Wednesday, November 3, 2010
Here's an op-ed I wrote for the Orange County Register in 2007. Since more and more parents are being asked to vaccinate their children with this vaccine, I thought it appropriate to revisit the topic.
In today's America - a country seemingly driven more by its desire for health care than for health itself - an idea has taken hold that every child should receive whatever vaccine that medical science can conjure up. Seemingly unimportant is whether our children are at risk for developing any of the diseases against which the corresponding vaccines promise protection.
The latest of these "necessary" vaccines is Gardasil. Produced by Merck, it is said to prevent HPV, a viral infection spread by sexual contact and the cause each year of approximately 10,500 cervical cancer cases, and 3,500 deaths.
We're told Gardasil, to be effective, must be administered before sexual activity commences - hence the desire to start vaccinating girls at ages 11 and 12.
The millions spent by Merck on marketers and lobbyists convinced the states of Texas and Virginia to require this vaccine as a prerequisite for attending public schools. California, like at least 18 other states, has seen a similar proposal. A bill linking HPV vaccination and public school admittance has been revived by its author and is scheduled for a hearing today in the Assembly Health Committee.
But unlike other mandatory vaccination measures, this one has encountered resistance. Many Americans, particularly Christian social conservatives, are concerned that requiring the vaccination of 11- and 12-year-old girls against a sexually transmitted disease sends the wrong message to our youth.
This rationale I neither endorse nor oppose. My objections are of a different nature. I do, however, believe the religious community's resistance has been helpful to Merck and its government allies. Here's why.
Since, as we'll see, it's difficult to build a logical case for this vaccine because of the preventable nature of cervical cancer, an appeal based on emotion is needed. And how better to stir up more emotion than what could be marketed as a struggle against narrow-minded Christian conservatives whose irrational fears about sex were putting women's lives at risk? Throw in the word cancer, and you have a perfect emotion-based marketing strategy and one that seems to make facts and logic unnecessary.
But facts and logic are always necessary, and, in this case, they speak loudly against the vaccine. Here's what they have to say:
Cervical cancer is nearly 100 percent preventable. Ninety percent of those contracting the disease have not had a pap smear in the previous five years. Smoking increases risk by 200 percent.
Finally, the salvation promised by vaccination does not come without a price. Short-term risks associated with Gardasil include nausea, dizziness, pain, diarrhea and vomiting. The vaccine's long-term health effects remain largely unknown because it has been approved for use for less than a year.
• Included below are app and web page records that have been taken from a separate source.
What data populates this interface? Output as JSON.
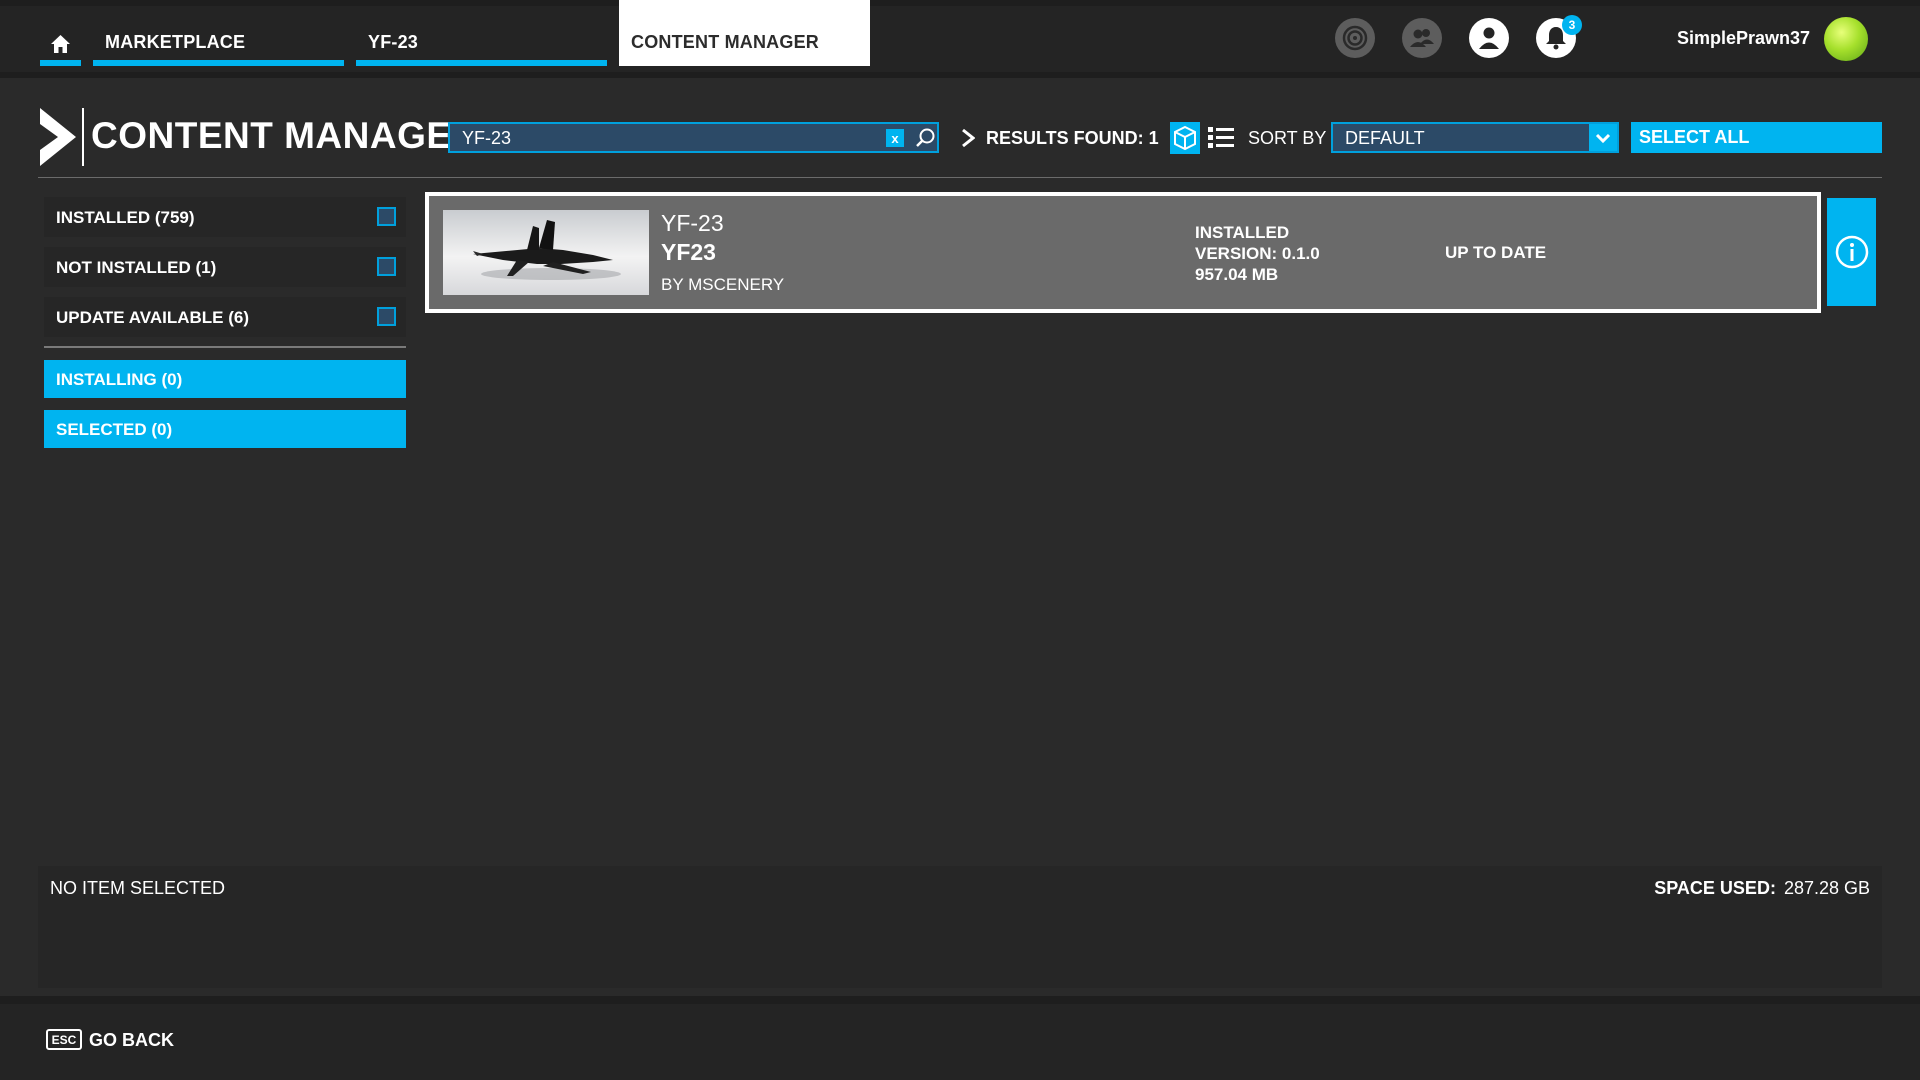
{
  "topbar": {
    "tabs": [
      {
        "label": "MARKETPLACE"
      },
      {
        "label": "YF-23"
      },
      {
        "label": "CONTENT MANAGER"
      }
    ],
    "notification_count": "3",
    "username": "SimplePrawn37",
    "icons": [
      "home-icon",
      "achievements-icon",
      "friends-icon",
      "profile-icon",
      "bell-icon"
    ]
  },
  "header": {
    "title": "CONTENT MANAGER",
    "search": {
      "value": "YF-23",
      "clear_label": "x"
    },
    "results_label": "RESULTS FOUND: 1",
    "sort_label": "SORT BY",
    "sort_value": "DEFAULT",
    "select_all": "SELECT ALL"
  },
  "filters": [
    {
      "label": "INSTALLED (759)",
      "checked": false
    },
    {
      "label": "NOT INSTALLED (1)",
      "checked": false
    },
    {
      "label": "UPDATE AVAILABLE (6)",
      "checked": false
    }
  ],
  "status_rows": [
    {
      "label": "INSTALLING (0)"
    },
    {
      "label": "SELECTED (0)"
    }
  ],
  "result": {
    "name": "YF-23",
    "title": "YF23",
    "author": "BY MSCENERY",
    "state": "INSTALLED",
    "version": "VERSION: 0.1.0",
    "size": "957.04 MB",
    "update_status": "UP TO DATE"
  },
  "bottom": {
    "no_item": "NO ITEM SELECTED",
    "space_used_label": "SPACE USED:",
    "space_used_value": "287.28 GB"
  },
  "footer": {
    "key": "ESC",
    "back_label": "GO BACK"
  },
  "colors": {
    "accent": "#00b4f0",
    "background": "#2a2a2a",
    "card": "#6a6a6a"
  }
}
If we mandate this new HPV vaccine - rewarding Merck with a billion-dollar windfall - we'll undoubtedly be subsequently deluged with other new vaccines, each accompanied by a new and unique set of risks to our children in exchange for, as in the case of the HPV vaccine, little to no benefit. We might see a replay of the thimerisol fiasco of the 1990s, when many children were, because of mandatory vaccinations containing that preservative, exposed to levels of mercury exceeding EPA guidelines by 70 to 125 times.
I believe most parents would, based on the aforementioned evidence, choose not to have their children injected with Gardasil. Regrettably, under a statewide mandate, these parents would not be offered a choice.
"But there's an opt-out provision," say the politicians. "No one has to get this vaccine if they don't want it."
Unfortunately, most parents are, based on the number of times I was told "You know, your kid can't get into school without shots," unaware of these provisions, making them meaningless.
Mandatory vaccination with Gardasil is simply a bad idea. Parents must be given real choices, not manipulated into making ones chosen by politicians and drug companies. As for me, the choice is simple. My daughter will be, to paraphrase a certain ad campaign sweeping the state's airwaves, "one less."
One less unnecessary vaccine recipient. And my hope is that California will be one less. One less state swept up in the hysteria of indiscriminate vaccination.